Search the data below for "icon"; list each line that holds it.

======== MATERIAL TO PROCESS

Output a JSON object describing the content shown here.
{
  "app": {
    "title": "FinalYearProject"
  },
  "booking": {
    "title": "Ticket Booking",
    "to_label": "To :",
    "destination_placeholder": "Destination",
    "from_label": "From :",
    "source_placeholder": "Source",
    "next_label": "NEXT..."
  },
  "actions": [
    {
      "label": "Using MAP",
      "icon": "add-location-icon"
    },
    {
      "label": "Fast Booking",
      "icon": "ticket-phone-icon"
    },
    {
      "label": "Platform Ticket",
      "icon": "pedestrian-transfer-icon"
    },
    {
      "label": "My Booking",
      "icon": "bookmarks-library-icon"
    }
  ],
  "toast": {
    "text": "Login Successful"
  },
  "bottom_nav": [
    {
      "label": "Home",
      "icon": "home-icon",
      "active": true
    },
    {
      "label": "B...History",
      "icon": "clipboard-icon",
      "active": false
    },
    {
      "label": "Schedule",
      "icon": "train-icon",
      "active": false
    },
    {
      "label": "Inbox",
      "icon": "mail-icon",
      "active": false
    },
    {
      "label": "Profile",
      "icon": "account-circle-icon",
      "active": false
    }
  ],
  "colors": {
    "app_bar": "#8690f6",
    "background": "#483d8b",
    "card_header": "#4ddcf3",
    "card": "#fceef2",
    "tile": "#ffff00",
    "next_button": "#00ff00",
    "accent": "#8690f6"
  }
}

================
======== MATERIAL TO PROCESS

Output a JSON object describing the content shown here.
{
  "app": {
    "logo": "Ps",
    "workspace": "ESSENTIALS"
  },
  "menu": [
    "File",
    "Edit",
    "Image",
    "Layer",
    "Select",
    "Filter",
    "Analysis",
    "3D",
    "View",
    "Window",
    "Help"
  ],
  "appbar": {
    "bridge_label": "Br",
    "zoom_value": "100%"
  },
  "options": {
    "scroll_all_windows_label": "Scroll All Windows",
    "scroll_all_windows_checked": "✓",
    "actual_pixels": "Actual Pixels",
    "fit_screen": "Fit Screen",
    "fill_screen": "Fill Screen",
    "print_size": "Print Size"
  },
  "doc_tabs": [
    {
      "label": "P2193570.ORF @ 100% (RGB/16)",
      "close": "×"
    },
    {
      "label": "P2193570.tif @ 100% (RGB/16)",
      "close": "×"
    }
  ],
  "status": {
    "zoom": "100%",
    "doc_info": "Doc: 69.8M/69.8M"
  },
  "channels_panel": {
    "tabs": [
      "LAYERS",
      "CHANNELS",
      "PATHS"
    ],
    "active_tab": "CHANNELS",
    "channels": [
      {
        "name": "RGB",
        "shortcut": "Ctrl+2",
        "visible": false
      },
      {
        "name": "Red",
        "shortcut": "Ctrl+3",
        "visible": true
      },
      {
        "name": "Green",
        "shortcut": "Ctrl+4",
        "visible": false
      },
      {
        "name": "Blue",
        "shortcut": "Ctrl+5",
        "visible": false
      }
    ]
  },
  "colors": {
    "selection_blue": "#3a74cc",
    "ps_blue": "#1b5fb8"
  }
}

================

- YOUR RESPONSE
      "icon": "add-location-icon"
      "icon": "ticket-phone-icon"
      "icon": "pedestrian-transfer-icon"
      "icon": "bookmarks-library-icon"
      "icon": "home-icon",
      "icon": "clipboard-icon",
      "icon": "train-icon",
      "icon": "mail-icon",
      "icon": "account-circle-icon",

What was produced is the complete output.